START STORED DATA
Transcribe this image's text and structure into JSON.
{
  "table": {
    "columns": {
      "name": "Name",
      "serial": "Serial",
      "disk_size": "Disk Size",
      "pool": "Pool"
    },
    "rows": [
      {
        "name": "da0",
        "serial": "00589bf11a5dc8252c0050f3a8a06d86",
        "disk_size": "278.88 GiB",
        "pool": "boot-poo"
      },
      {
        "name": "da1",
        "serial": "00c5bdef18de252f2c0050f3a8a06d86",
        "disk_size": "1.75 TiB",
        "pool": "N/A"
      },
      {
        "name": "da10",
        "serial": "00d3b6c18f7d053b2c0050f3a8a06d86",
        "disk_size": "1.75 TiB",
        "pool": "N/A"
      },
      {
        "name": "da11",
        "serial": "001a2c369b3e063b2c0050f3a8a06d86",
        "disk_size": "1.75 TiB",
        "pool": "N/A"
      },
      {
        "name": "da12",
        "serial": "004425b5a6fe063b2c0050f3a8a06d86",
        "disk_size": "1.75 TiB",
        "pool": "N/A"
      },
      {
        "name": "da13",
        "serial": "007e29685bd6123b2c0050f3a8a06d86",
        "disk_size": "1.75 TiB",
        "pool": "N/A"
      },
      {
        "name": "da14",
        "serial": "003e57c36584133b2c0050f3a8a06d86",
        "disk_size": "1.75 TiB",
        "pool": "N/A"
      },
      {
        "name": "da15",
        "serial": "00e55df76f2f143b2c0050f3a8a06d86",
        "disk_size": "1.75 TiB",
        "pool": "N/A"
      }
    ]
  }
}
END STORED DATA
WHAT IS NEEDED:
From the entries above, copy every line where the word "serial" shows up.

EXERCISE RESULT:
      "serial": "Serial",
        "serial": "00589bf11a5dc8252c0050f3a8a06d86",
        "serial": "00c5bdef18de252f2c0050f3a8a06d86",
        "serial": "00d3b6c18f7d053b2c0050f3a8a06d86",
        "serial": "001a2c369b3e063b2c0050f3a8a06d86",
        "serial": "004425b5a6fe063b2c0050f3a8a06d86",
        "serial": "007e29685bd6123b2c0050f3a8a06d86",
        "serial": "003e57c36584133b2c0050f3a8a06d86",
        "serial": "00e55df76f2f143b2c0050f3a8a06d86",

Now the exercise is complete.